◆ **TASK REQUIREMENTS**: Tally the lines below that contain the word "JSON". Only the number should be returned.

******

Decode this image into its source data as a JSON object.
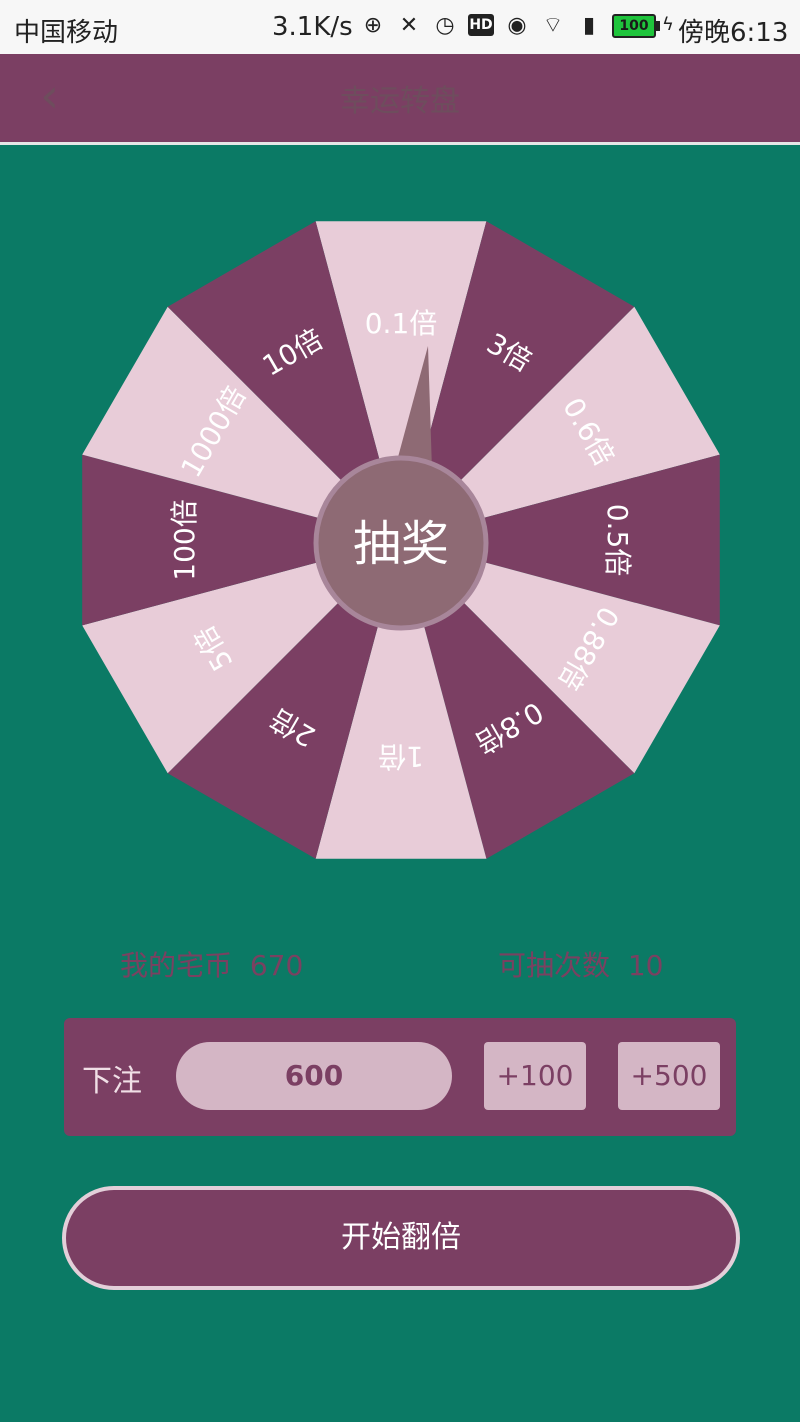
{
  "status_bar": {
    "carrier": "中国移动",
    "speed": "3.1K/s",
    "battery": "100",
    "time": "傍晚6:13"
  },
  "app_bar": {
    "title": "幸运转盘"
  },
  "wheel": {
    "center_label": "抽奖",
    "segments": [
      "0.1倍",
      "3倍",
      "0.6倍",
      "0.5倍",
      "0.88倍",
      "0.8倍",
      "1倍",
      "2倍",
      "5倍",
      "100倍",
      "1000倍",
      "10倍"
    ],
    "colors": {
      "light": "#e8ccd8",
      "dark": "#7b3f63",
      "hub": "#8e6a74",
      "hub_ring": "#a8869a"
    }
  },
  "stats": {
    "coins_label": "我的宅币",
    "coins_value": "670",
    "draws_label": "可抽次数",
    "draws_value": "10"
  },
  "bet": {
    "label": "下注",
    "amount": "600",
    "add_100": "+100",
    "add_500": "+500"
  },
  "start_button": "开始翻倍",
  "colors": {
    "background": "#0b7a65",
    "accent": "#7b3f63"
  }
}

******

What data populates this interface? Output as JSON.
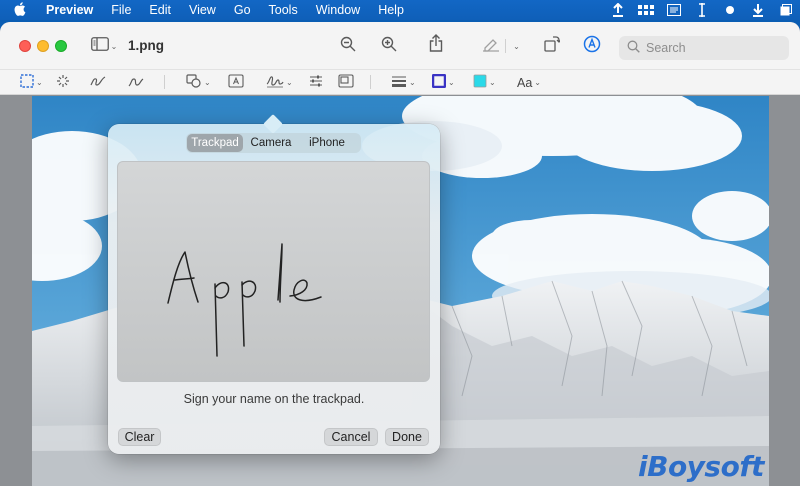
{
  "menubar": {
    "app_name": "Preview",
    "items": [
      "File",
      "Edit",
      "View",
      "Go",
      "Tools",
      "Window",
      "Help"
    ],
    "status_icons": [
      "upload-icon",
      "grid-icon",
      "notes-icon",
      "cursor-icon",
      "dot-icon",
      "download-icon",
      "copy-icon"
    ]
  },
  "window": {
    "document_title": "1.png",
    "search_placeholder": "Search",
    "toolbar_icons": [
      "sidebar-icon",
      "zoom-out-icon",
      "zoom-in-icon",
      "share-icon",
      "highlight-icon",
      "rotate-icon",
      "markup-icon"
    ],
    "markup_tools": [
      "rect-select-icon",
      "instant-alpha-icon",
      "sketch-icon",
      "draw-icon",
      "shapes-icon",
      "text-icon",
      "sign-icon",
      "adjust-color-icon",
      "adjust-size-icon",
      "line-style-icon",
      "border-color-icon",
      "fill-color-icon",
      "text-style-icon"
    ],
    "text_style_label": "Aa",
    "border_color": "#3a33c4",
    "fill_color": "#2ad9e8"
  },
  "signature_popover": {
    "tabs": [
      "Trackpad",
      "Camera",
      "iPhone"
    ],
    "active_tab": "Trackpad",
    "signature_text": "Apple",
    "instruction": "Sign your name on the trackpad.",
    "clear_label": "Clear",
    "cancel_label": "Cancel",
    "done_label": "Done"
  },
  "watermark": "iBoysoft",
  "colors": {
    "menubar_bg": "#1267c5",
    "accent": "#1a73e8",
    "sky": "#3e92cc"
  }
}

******

◆ **WRITTEN RESPONSE**: 2